[Stored entries]
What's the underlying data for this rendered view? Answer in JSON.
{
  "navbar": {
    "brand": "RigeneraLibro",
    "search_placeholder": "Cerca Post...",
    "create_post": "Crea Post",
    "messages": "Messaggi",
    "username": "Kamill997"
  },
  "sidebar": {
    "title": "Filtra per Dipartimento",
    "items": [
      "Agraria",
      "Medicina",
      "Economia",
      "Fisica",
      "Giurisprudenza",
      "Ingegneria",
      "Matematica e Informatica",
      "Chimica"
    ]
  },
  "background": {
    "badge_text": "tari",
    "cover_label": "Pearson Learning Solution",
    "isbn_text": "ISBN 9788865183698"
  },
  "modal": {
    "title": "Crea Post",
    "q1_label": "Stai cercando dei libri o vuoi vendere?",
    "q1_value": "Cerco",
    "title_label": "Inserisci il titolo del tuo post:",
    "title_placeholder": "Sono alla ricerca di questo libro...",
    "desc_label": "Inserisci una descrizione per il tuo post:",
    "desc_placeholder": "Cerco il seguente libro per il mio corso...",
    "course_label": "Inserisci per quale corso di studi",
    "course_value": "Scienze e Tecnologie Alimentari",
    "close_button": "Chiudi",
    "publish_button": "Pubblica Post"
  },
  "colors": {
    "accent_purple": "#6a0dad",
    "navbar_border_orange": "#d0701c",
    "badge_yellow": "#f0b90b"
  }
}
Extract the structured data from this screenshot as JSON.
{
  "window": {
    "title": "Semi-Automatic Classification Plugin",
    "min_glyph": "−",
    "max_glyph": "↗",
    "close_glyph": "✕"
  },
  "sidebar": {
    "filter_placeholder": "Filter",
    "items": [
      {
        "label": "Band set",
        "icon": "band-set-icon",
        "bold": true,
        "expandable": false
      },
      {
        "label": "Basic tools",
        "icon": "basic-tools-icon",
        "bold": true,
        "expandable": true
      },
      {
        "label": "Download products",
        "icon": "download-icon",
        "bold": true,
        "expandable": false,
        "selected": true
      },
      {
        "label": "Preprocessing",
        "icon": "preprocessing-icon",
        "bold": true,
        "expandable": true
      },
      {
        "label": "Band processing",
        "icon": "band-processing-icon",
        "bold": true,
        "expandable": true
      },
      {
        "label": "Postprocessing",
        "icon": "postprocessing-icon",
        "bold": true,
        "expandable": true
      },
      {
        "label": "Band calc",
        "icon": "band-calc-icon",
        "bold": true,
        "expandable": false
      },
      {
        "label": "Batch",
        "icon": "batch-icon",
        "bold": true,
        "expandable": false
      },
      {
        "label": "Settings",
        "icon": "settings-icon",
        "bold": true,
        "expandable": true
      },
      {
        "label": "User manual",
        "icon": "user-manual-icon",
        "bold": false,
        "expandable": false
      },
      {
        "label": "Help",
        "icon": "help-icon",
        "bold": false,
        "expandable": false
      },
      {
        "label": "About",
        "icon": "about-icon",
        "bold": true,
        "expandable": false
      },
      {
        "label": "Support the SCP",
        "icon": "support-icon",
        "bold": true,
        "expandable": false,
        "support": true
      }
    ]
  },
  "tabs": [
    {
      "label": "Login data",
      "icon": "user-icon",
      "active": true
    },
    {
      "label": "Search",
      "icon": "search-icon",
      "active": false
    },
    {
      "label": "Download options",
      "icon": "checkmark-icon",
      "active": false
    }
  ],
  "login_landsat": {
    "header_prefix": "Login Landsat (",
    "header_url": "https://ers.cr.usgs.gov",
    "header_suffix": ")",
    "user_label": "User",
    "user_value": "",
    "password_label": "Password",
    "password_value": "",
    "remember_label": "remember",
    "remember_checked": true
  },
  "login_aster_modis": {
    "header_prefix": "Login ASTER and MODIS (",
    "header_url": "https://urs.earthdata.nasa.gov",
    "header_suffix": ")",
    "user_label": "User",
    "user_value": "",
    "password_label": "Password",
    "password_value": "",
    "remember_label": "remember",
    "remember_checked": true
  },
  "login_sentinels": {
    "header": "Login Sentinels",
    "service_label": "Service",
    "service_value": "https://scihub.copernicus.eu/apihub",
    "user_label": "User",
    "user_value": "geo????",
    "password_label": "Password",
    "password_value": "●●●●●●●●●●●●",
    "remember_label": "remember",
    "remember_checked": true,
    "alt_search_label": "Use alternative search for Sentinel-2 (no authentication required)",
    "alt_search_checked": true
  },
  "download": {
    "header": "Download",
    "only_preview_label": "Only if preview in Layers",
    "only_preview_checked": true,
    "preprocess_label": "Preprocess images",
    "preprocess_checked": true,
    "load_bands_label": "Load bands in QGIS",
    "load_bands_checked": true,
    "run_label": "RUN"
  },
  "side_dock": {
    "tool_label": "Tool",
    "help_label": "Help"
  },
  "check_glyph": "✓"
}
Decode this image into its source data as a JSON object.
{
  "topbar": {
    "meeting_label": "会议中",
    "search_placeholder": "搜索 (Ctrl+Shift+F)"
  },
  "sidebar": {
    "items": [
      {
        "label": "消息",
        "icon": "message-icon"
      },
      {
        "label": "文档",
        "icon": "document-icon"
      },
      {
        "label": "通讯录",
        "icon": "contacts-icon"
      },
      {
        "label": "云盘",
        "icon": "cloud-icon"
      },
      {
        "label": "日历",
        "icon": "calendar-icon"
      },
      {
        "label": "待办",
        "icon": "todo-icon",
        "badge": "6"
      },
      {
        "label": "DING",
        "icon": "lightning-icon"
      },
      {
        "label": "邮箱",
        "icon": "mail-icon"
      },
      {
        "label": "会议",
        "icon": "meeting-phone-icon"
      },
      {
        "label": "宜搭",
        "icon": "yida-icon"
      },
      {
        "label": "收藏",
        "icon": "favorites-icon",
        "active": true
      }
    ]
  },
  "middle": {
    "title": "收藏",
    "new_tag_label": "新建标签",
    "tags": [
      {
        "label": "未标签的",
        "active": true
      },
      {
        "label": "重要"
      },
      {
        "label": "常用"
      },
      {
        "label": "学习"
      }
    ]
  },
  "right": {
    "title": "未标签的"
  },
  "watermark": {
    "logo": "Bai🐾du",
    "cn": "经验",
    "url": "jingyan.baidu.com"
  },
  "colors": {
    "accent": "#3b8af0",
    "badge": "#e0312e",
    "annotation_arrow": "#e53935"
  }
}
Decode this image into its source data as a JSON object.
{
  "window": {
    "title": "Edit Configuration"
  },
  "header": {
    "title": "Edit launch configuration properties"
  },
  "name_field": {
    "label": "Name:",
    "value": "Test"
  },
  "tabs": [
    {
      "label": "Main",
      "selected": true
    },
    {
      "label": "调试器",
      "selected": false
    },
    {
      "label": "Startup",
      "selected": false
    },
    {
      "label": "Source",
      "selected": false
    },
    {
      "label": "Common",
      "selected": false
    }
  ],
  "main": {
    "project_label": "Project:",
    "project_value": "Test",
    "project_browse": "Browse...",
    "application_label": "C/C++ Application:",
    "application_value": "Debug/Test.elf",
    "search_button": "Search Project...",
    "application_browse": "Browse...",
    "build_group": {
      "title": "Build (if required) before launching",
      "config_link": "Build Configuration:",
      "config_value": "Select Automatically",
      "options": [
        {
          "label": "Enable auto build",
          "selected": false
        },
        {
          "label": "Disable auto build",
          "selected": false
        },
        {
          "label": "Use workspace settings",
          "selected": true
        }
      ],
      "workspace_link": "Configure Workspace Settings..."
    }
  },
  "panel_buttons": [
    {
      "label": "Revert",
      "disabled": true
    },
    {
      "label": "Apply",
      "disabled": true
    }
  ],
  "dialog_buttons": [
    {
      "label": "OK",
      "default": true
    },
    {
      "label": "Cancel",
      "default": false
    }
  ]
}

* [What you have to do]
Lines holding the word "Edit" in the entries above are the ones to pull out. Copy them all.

* [Exercise output]
    "title": "Edit Configuration"
    "title": "Edit launch configuration properties"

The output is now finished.